Film Review – NEVER SAY NEVER AGAIN (1983)

Never Say Never Again (1983; UK/USA/West Germany; Technicolor; 134m) ∗∗∗  d. Irvin Kershner; w. Lorenzo Semple Jr.; ph. Douglas Slocombe; m. Michel Legrand.  Cast: Sean Connery, Barbara Carrera, Klaus Maria Brandauer, Max von Sydow, Kim Basinger, Edward Fox, Bernie Casey, Alec McCowen, Michael Medwin, Ronald Pickup, Pamela Salem, Rowan Atkinson, Valerie Leon, Milos Kirek, Anthony Sharp. A SPECTRE agent has stolen two American nuclear warheads, and James Bond must find their targets before they are detonated. Whilst it is good to see Connery return as 007, this production lacks the style and production values of the official series. There are moments of effective humour, but the action sequences are only adequately handled. Carrera and Brandauer are excellent as the SPECTRE agents, but forget Fox as M and Atkinson in an unfunny cameo. Remake of THUNDERBALL (1965). [PG]

Film Review – SKYFALL (2012)

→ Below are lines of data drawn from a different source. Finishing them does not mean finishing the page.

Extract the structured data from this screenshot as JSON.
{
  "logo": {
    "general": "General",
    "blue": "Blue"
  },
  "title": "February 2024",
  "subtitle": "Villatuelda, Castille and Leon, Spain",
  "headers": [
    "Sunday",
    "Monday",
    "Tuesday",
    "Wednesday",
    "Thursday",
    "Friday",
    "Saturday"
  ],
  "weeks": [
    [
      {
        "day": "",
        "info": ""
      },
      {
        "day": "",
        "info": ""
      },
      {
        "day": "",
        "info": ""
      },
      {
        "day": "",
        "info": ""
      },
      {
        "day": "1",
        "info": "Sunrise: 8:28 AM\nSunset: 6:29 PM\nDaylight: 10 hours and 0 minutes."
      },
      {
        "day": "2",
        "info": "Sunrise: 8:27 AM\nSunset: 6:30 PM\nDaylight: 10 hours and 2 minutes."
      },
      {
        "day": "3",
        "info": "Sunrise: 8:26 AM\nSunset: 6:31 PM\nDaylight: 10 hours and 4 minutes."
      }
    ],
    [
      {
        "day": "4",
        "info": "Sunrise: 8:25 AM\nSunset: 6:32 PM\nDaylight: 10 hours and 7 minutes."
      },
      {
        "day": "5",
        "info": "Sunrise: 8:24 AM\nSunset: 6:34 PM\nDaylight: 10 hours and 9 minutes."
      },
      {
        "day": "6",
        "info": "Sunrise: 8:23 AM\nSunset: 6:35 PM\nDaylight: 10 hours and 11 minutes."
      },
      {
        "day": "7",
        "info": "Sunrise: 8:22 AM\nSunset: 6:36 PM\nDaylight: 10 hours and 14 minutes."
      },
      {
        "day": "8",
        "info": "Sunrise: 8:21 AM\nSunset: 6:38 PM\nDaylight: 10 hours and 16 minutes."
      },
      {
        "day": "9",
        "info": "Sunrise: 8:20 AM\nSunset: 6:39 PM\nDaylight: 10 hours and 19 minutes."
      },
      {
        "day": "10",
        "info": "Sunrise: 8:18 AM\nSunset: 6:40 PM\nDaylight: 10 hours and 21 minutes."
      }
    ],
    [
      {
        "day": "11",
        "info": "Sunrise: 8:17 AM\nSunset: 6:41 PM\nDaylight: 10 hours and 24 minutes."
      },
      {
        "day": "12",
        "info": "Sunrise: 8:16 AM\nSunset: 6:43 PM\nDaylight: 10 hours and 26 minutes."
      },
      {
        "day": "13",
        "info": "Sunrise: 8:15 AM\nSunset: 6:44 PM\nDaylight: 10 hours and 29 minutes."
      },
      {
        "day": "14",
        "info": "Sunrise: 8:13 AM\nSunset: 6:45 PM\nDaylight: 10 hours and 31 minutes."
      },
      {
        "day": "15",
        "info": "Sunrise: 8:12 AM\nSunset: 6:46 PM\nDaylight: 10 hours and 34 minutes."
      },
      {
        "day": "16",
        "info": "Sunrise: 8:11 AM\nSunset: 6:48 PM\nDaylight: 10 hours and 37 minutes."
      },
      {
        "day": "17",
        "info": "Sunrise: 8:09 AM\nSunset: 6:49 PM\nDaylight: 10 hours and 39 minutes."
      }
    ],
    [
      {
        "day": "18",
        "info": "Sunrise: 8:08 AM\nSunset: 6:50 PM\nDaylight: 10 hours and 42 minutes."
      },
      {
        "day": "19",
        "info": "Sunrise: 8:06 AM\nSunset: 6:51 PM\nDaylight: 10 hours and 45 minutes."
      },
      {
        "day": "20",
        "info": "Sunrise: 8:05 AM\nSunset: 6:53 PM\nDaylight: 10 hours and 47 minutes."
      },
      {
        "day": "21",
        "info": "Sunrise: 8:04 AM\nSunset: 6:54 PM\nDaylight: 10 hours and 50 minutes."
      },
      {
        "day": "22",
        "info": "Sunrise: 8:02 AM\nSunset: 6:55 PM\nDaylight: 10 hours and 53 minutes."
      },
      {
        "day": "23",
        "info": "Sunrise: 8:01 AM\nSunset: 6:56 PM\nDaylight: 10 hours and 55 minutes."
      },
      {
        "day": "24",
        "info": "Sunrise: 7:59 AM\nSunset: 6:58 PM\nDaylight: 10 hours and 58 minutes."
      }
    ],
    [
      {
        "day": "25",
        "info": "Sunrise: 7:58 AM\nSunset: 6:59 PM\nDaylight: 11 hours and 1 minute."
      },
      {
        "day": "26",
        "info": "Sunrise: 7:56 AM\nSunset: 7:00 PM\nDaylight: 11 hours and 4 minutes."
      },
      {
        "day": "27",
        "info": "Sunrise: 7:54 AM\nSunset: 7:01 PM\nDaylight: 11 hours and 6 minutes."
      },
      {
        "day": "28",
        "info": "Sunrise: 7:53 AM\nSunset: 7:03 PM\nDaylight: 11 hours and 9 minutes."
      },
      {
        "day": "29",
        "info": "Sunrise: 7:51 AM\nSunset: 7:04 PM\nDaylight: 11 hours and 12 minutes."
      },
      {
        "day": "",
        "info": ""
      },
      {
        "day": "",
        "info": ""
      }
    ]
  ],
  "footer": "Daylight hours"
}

Skyfall (2012; UK/USA; Colour; 143m) ∗∗∗∗½  d. Sam Mendes; w. Neal Purvis, Robert Wade, John Logan; ph. Roger Deakins; m. Thomas Newman.  Cast: Daniel Craig, Judi Dench, Javier Bardem, Ralph Fiennes, Naomie Harris, Bérénice Marlohe, Albert Finney, Ben Whishaw, Rory Kinnear, Ola Rapace, Helen McCrory, Nicholas Woodeson, Bill Buckhurst, Elize du Toit.  James Bond’s loyalty to M is tested as her past comes back to haunt her. As MI6 comes under attack, 007 must track down and destroy the threat, no matter how personal the cost. Engrossing and emotive, this is one of the best of the series with Craig delivering his strongest performance to date as Bond and Dench having a much greater involvement as M. Whishaw debuts as a geeky young Q. Bardem stays the right side of caricature in a delicious turn as the villain of the piece. Thrilling, explosive finale at Bond’s ancestral home in the Scottish Highlands. Production credits are all top notch and Deakins’ cinematography is sumptuous. Oscar winner for Best Song (“Skyfall” by Adele and Paul Epworth) and Sound Editing (Per Hallberg and Karen Baker Landers). Based on characters created by Ian Fleming. [12]